The result is a competition that is less about show business and more about hardcore drag artistry, with contestants judged on loose principles of Filth, Glamour, and Horror.
Serving as guest judges alongside the Boulet Brothers each week are horror icons like Felissa Rose (Sleepaway Camp) and Danielle Harris (Halloween). They crown “The World’s Best Drag Super-Monster” at the end of each season.
The show recently introduced its All Stars equivalent in Dragula: Titans.
Watch Dragula on: Shudder
Call Me Mother (2021—)
In the drag competition Call Me Mother, drag kings and queens don’t compete individually. Instead, they’re grouped into houses under the mentorship of one of three drag mothers: Peppermint (House of Dulcet), Crystal (House of Glass), and Barbada de Barbades (House of Harmonie).
Competitors also get additional guidance from “aunties” — Farra N. Hyte, drag mother to Canada’s Drag Race judge Brooke Lynn Hytes, Québec-based queen Miss Butterfly (for Season 1), and Dragula alum Landon Cider (for Season 2). Dallas Dixon hosts the show.
A contestant gets eliminated each week until one of them is crowned as the “First Child of Drag.” Call Me Mother has two seasons available to stream.
Watch Call Me Mother on: OutTV
In the voguing competition Legendary, eight to ten drag houses compete across nine spectacular balls for a US$100,000 prize. The performances, makeup, and outfits are all stunning, and it makes for not just an exciting competition but also a lovely celebration of ballroom culture.
The only downside really is that HBO Max canceled the show way too early — a fate all too common for LGBTQ+ shows — and even took it out of their streaming platform. That’s a shame because the show really is a treasure and was recognized by GLAAD for its excellent representation of LGBTQ+ artists and ball legends.
Watch Legendary on: The Roku Channel, Tubi
Queen of the Universe (2021-2023)
Queen of the Universe is a show produced by the creators of Drag Race and has a judging panel that includes Michelle Visage and All Stars 3 winner Trixie Mattel. The key difference? In this show, contestants actually sing.
In fact, Visage has described it as “a singing competition first… a drag competition second.”
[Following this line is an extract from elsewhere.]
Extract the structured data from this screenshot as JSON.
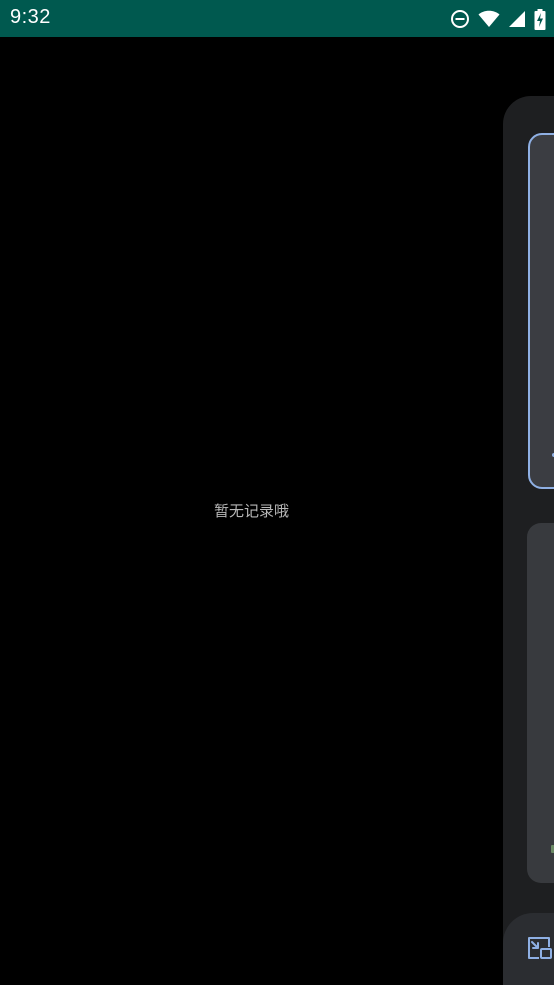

Graham Norton takes on serving duties, while Vanessa Williams, Leona Lewis (Season 1), and Mel B (Season 2) complete the judging panel. Across its two seasons, the show has featured some of the most talented singing queens from across the globe.
Watch Queen of the Universe on: Paramount+
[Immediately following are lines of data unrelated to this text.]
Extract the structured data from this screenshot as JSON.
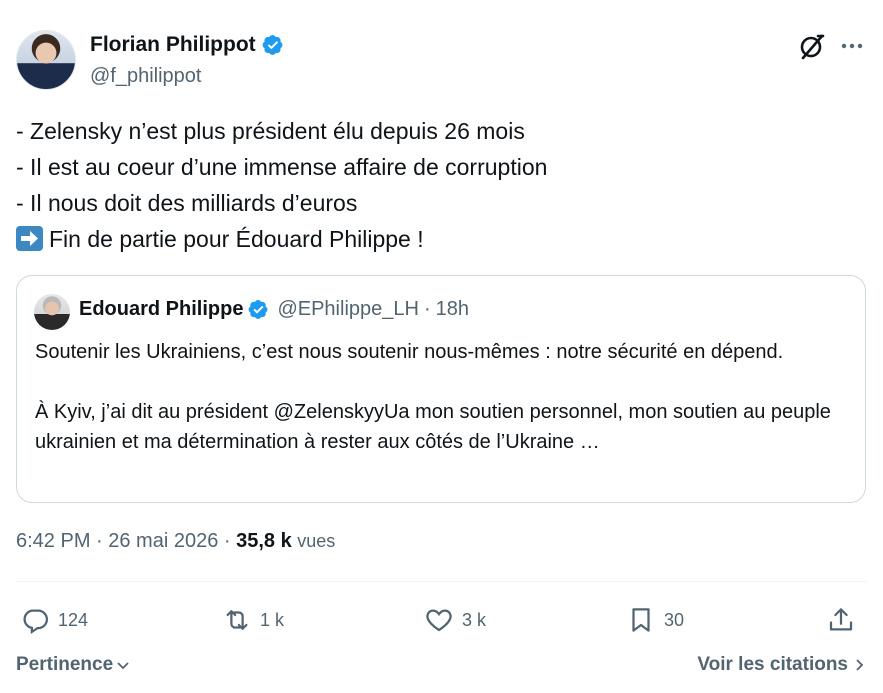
{
  "author": {
    "name": "Florian Philippot",
    "handle": "@f_philippot",
    "verified_color": "#1d9bf0"
  },
  "tweet": {
    "lines": [
      "- Zelensky n’est plus président élu depuis 26 mois",
      "- Il est au coeur d’une immense affaire de corruption",
      "- Il nous doit des milliards d’euros",
      "Fin de partie pour Édouard Philippe !"
    ],
    "emoji": "right-arrow-emoji"
  },
  "quote": {
    "name": "Edouard Philippe",
    "handle": "@EPhilippe_LH",
    "separator": "·",
    "time": "18h",
    "paragraph1": "Soutenir les Ukrainiens, c’est nous soutenir nous-mêmes : notre sécurité en dépend.",
    "paragraph2": "À Kyiv, j’ai dit au président @ZelenskyyUa mon soutien personnel, mon soutien au peuple ukrainien et ma détermination à rester aux côtés de l’Ukraine …"
  },
  "meta": {
    "time_date": "6:42 PM · 26 mai 2026 · ",
    "views_count": "35,8 k",
    "views_label": "vues"
  },
  "actions": {
    "replies": "124",
    "reposts": "1 k",
    "likes": "3 k",
    "bookmarks": "30"
  },
  "footer": {
    "sort_label": "Pertinence",
    "citations_label": "Voir les citations"
  },
  "colors": {
    "text": "#0f1419",
    "secondary": "#536471",
    "border": "#cfd9de",
    "verified": "#1d9bf0"
  }
}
Drag Me to Dinner (2023)
The youngest show on this list, Hulu’s Drag Me to Dinner is a reality competition TV show that combines drag and dinner parties.
In each of the ten episodes, teams of two drag queens are given a theme and 90 minutes to set up a dinner party. They’re then judged in three categories, namely: Food & Drink, Design & Decor, and Entertainment & Overall Vibe, with the winner earning the ultimate title of “The Glorious Golden Grater.”
The show is hosted by New York drag icon Murray Hill, with a judging panel composed of Bianca Del Rio, Neil Patrick Harris, David Burtka, and Haneefah Wood.
Watch Queen of the Universe on: Hulu